India’s goal now should be to mitigate the aftermath rather than flaming the crisis further.
A new warning sign
To understand this, we should see the current crisis as an ongoing dialogue between India and Pakistan, in which both are trying to tell each other something new.
Pakistan has always known that India has the military capability to pull off something like the Balakot strike. Yet, it continues to support terrorism. This is because Islamabad does not expect India to respond militarily. It anticipates that India will feel it has more to lose than to gain by such a move.
Indians will calculate that their military response will evoke a counter-response from Pakistan and risk further escalation, a cost that they are not willing to pay over a terrorist attack. In other words, in Pakistani assessment, India would feel that while terrorism is a problem, it is not serious enough a problem to start a conflict with a nuclear power.
In the past India has too often been cautious in the aftermath of major terror attacks. While these decisions had their own geopolitical and strategic logic at the time, they also served to confirm Pakistan’s strategic calculation. With the Balakot strike, India is attempting to change that. It is trying to convince Pakistan that India takes terror attacks seriously enough to risk a military response and bear its cost.
This is new information for Pakistan, which it will now have to add to its future calculations.
Message shouldn’t be lost
On the other hand, Pakistan’s latest attack is not new information for India. India has always known that violating Pakistani sovereignty will provoke military retribution. While planning the Balakot strike, Indian leadership would have factored in such a response. It was not a surprise, but only served to remind Islamabad of India’s new deterrence policy.

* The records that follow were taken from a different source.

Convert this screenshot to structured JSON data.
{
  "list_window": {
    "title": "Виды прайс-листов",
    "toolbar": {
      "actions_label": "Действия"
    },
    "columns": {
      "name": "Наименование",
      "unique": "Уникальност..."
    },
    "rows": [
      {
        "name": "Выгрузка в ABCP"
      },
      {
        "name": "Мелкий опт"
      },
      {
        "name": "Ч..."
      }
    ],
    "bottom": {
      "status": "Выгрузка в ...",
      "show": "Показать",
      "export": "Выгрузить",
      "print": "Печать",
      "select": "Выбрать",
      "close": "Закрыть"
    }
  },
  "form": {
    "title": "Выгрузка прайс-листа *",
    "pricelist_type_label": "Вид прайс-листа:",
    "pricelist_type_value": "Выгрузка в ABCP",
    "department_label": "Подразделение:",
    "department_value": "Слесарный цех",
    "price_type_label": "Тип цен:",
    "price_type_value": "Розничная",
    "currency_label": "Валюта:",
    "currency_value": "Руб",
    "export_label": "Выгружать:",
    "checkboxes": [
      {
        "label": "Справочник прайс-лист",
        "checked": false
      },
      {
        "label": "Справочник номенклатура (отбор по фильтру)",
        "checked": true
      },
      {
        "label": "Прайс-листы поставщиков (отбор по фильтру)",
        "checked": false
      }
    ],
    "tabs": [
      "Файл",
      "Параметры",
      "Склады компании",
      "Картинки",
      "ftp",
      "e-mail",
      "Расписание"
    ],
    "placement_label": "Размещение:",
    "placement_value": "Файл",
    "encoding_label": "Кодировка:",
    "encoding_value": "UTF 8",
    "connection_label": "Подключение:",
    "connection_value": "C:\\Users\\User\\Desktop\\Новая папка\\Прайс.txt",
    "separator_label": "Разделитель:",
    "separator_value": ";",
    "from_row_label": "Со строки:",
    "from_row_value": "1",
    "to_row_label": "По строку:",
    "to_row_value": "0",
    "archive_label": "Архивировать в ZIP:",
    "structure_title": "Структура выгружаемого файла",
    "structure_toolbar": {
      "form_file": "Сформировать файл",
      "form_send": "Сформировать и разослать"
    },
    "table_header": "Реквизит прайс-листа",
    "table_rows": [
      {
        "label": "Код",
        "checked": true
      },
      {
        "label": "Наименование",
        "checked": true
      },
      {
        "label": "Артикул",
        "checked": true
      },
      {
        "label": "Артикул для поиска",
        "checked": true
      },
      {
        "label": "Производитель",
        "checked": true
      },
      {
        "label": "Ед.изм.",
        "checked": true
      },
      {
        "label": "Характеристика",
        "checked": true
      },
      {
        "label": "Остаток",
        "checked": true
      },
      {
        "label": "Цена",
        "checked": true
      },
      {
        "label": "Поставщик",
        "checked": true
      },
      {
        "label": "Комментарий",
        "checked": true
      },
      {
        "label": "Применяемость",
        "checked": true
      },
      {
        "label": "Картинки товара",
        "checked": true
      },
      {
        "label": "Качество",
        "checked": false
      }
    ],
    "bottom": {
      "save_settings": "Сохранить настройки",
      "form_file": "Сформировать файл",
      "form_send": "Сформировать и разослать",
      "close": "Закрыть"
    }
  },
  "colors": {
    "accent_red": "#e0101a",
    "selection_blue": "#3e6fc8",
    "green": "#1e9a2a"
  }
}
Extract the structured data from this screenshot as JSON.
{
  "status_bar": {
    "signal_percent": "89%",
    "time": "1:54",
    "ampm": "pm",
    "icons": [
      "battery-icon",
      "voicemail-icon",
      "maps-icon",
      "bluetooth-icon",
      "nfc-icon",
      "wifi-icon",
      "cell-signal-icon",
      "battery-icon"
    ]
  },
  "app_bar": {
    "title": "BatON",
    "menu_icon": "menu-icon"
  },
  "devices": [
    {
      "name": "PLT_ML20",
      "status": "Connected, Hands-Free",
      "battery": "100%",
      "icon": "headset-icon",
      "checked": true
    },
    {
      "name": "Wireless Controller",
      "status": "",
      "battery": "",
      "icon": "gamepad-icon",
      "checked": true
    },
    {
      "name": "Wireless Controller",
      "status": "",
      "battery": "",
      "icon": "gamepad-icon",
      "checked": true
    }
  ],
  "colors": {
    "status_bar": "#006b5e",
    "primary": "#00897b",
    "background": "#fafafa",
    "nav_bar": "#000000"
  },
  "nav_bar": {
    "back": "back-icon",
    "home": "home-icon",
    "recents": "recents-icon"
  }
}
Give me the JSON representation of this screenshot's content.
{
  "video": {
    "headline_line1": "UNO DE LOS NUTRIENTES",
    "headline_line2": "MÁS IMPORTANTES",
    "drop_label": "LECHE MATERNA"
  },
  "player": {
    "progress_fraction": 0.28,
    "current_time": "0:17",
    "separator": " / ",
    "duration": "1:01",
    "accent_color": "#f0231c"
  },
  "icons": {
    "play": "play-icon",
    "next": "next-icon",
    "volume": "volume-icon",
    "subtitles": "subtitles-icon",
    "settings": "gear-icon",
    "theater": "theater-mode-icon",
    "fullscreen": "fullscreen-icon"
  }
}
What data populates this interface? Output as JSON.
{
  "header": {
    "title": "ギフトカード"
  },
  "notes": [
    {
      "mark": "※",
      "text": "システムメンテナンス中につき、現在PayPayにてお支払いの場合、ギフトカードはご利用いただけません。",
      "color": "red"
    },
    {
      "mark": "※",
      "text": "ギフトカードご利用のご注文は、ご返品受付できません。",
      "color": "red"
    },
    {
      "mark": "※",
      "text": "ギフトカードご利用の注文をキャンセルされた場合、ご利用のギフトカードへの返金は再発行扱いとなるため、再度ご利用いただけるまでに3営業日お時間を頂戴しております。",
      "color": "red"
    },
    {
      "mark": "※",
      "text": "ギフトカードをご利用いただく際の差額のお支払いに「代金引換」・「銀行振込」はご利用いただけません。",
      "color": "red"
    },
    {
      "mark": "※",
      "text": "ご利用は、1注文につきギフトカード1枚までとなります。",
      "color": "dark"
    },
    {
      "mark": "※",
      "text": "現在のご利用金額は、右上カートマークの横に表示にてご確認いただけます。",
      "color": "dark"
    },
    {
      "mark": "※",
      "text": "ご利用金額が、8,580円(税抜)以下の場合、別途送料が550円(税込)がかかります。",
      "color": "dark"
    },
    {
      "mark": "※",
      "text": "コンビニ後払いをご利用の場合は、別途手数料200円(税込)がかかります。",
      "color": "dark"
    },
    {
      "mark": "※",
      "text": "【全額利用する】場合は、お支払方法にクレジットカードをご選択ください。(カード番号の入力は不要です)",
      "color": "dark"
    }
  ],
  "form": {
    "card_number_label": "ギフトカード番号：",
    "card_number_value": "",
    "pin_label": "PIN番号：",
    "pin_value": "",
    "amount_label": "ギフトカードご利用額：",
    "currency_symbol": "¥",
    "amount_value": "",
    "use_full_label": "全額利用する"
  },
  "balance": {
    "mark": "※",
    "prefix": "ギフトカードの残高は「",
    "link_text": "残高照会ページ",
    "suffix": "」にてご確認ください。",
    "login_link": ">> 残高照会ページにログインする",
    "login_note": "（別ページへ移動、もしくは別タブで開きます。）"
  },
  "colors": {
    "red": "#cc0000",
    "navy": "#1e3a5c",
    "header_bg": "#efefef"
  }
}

However, if India now responds to Wednesday’s attack, it will be only taking the focus away from the original message and risking needless escalation. Imagine if India carries out another attack in Pakistani territory, which will likely be followed by another Pakistani response, and so on.
Assuming that the cycle of violence stops short of a full-fledged war, by the time both sides are finished, the trigger will be lost in the cacophony. The crisis will no longer be about terrorism, but about yet another round of India-Pakistan conflict.
Worse, it may even end up strengthening Pakistan’s hand. The cost of such violence may be so high that it actually ends up backfiring for India. In such a case, future Indian leadership would itself be deterred from considering another Balakot as a tool for establishing deterrence. We will be back to square one with Pakistan sponsoring terrorism with impunity.
Some have recommended India to prolong the crisis, hoping that India’s superior military will allow it to come out on top eventually. However, they miss the fundamental point that the Balakot strike was a punishment, not an attempt to compel Pakistan to take any action. The Indian government was issuing a new threat; it made no specific demands from Pakistan after the strike. The goal of the strike has been successfully accomplished. Prolonging the crisis will get India nothing new.
Instead, now Indian strategy should be to de-escalate. It is important to remember that strategy has dimensions beyond the military, and particularly in the international arena. On that front, Pakistan is threatening to steal the march on India.
Pakistani Prime Minister Imran Khan’s conciliatory statements Wednesday and Thursday sit in stark contrast to Indian jingoism and may end up influencing the world opinion against India.
Having achieved its strategic goal, New Delhi should now pivot to diplomacy. It should remind the world that the problem isn’t the current crisis, but Pakistan’s persistent sponsorship of terrorism. It should also demonstrate to the world that Indian actions were motivated by a pursuit of security and peace in the region, not a blind blood-thirst for revenge.
Sandeep Bhardwaj is a research associate at CPR, specialising in terrorism and South Asian geopolitics. He has worked in the field of security research in India and the US.